Everyone working in these environments is at risk - from the DJs and musicians to the waitstaff, security, and bartenders. And it’s not just rock or heavy metal; classical and jazz also regularly register between 85dB and 105.

2.Car Racing Drivers & Support Staff

A few dozen cars going 150 miles per hour can make some serious noise. But for the guys in the pit, and certainly the driver, that noise can easily top out at 135dB.

When you factor in the crowd noise, screeching tires around sharp turns, and rushing wind – for the drivers – it’s easy to see that the car engines aren’t the only risk. And this applies to NASCAR, Formula One, and motorcycle racing.

1. School Teachers

This one may be a bit of a shocker. Usually the only risks teachers face is the risk of losing their sanity and patience. But for those teachers who school the younger students, the prolonged exposure to crying, screaming, and even singing is a risk few probably consider.

If school teachers are at risk of work-related hearing loss, it makes you wonder what other occupations present similar risks. 

Losing your car keys is no fun. Losing your wallet is even less fun. But those things eventually turn up or can be replaced. With your hearing it’s different. Once it’s gone, it’s gone. If you think you might be at risk in your workplace, do a little research, speak with some experts, and find out for sure if your work environment is safe.

 

About the Author

Adam is the Digital Marketing Coordinator at e3 Diagnostics. His interest in hearing healthcare is driven by his passion for music because he feels everyone should be able to clearly listen to Pet Sounds at least once in their life. In his free time, he enjoys playing video games, digging through record stores for classic vinyl, shooting hoops, and writing stories.

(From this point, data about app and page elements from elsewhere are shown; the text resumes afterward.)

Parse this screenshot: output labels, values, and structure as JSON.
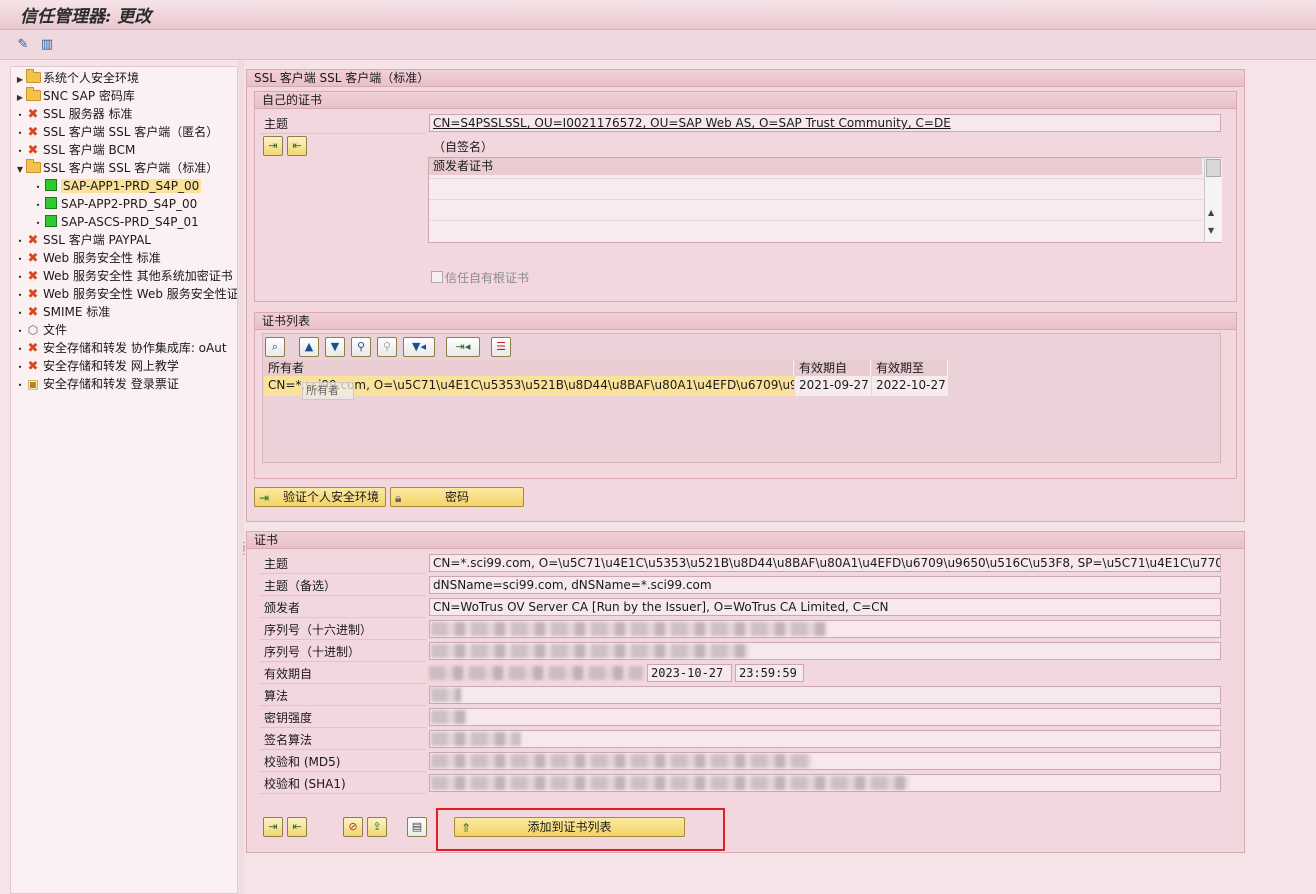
{
  "window": {
    "title": "信任管理器: 更改"
  },
  "toolbar": {
    "icons": [
      "glasses-edit-icon",
      "info-book-icon"
    ]
  },
  "tree": {
    "items": [
      {
        "label": "系统个人安全环境",
        "icon": "folder-icon",
        "expander": "▶"
      },
      {
        "label": "SNC SAP 密码库",
        "icon": "folder-icon",
        "expander": "▶"
      },
      {
        "label": "SSL 服务器 标准",
        "icon": "red-x-icon",
        "expander": "•"
      },
      {
        "label": "SSL 客户端 SSL 客户端（匿名）",
        "icon": "red-x-icon",
        "expander": "•"
      },
      {
        "label": "SSL 客户端 BCM",
        "icon": "red-x-icon",
        "expander": "•"
      },
      {
        "label": "SSL 客户端 SSL 客户端（标准）",
        "icon": "folder-open-icon",
        "expander": "▼"
      },
      {
        "label": "SAP-APP1-PRD_S4P_00",
        "icon": "green-square-icon",
        "expander": "•",
        "selected": true
      },
      {
        "label": "SAP-APP2-PRD_S4P_00",
        "icon": "green-square-icon",
        "expander": "•"
      },
      {
        "label": "SAP-ASCS-PRD_S4P_01",
        "icon": "green-square-icon",
        "expander": "•"
      },
      {
        "label": "SSL 客户端 PAYPAL",
        "icon": "red-x-icon",
        "expander": "•"
      },
      {
        "label": "Web 服务安全性 标准",
        "icon": "red-x-icon",
        "expander": "•"
      },
      {
        "label": "Web 服务安全性 其他系统加密证书",
        "icon": "red-x-icon",
        "expander": "•"
      },
      {
        "label": "Web 服务安全性 Web 服务安全性证",
        "icon": "red-x-icon",
        "expander": "•"
      },
      {
        "label": "SMIME 标准",
        "icon": "red-x-icon",
        "expander": "•"
      },
      {
        "label": "文件",
        "icon": "cube-icon",
        "expander": "•"
      },
      {
        "label": "安全存储和转发 协作集成库: oAut",
        "icon": "red-x-icon",
        "expander": "•"
      },
      {
        "label": "安全存储和转发 网上教学",
        "icon": "red-x-icon",
        "expander": "•"
      },
      {
        "label": "安全存储和转发 登录票证",
        "icon": "lock-doc-icon",
        "expander": "•"
      }
    ]
  },
  "pse": {
    "title": "SSL 客户端 SSL 客户端（标准）",
    "own_cert": {
      "title": "自己的证书",
      "subject_label": "主题",
      "subject_value": "CN=S4PSSLSSL, OU=I0021176572, OU=SAP Web AS, O=SAP Trust Community, C=DE",
      "self_signed": "（自签名）",
      "issuer_col": "颁发者证书",
      "trust_root": "信任自有根证书"
    },
    "cert_list": {
      "title": "证书列表",
      "cols": [
        "所有者",
        "有效期自",
        "有效期至"
      ],
      "rows": [
        {
          "owner": "CN=*.sci99.com, O=\\u5C71\\u4E1C\\u5353\\u521B\\u8D44\\u8BAF\\u80A1\\u4EFD\\u6709\\u9650...",
          "from": "2021-09-27",
          "to": "2022-10-27"
        }
      ],
      "tooltip": "所有者"
    },
    "verify_btn": "验证个人安全环境",
    "password_btn": "密码"
  },
  "cert": {
    "title": "证书",
    "labels": [
      "主题",
      "主题（备选）",
      "颁发者",
      "序列号（十六进制）",
      "序列号（十进制）",
      "有效期自",
      "算法",
      "密钥强度",
      "签名算法",
      "校验和 (MD5)",
      "校验和 (SHA1)"
    ],
    "subject": "CN=*.sci99.com, O=\\u5C71\\u4E1C\\u5353\\u521B\\u8D44\\u8BAF\\u80A1\\u4EFD\\u6709\\u9650\\u516C\\u53F8, SP=\\u5C71\\u4E1C\\u7701, C=C...",
    "alt_subject": "dNSName=sci99.com, dNSName=*.sci99.com",
    "issuer": "CN=WoTrus OV Server CA  [Run by the Issuer], O=WoTrus CA Limited, C=CN",
    "valid_to_date": "2023-10-27",
    "valid_to_time": "23:59:59",
    "add_btn": "添加到证书列表"
  },
  "colors": {
    "highlight_box": "#e02020",
    "selected_row": "#fbe29a"
  }
}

Topics: Occupational Health

Adam Dawson

Written by Adam Dawson

Adam Dawson is the digital marketing coordinator at e3 Diagnostics.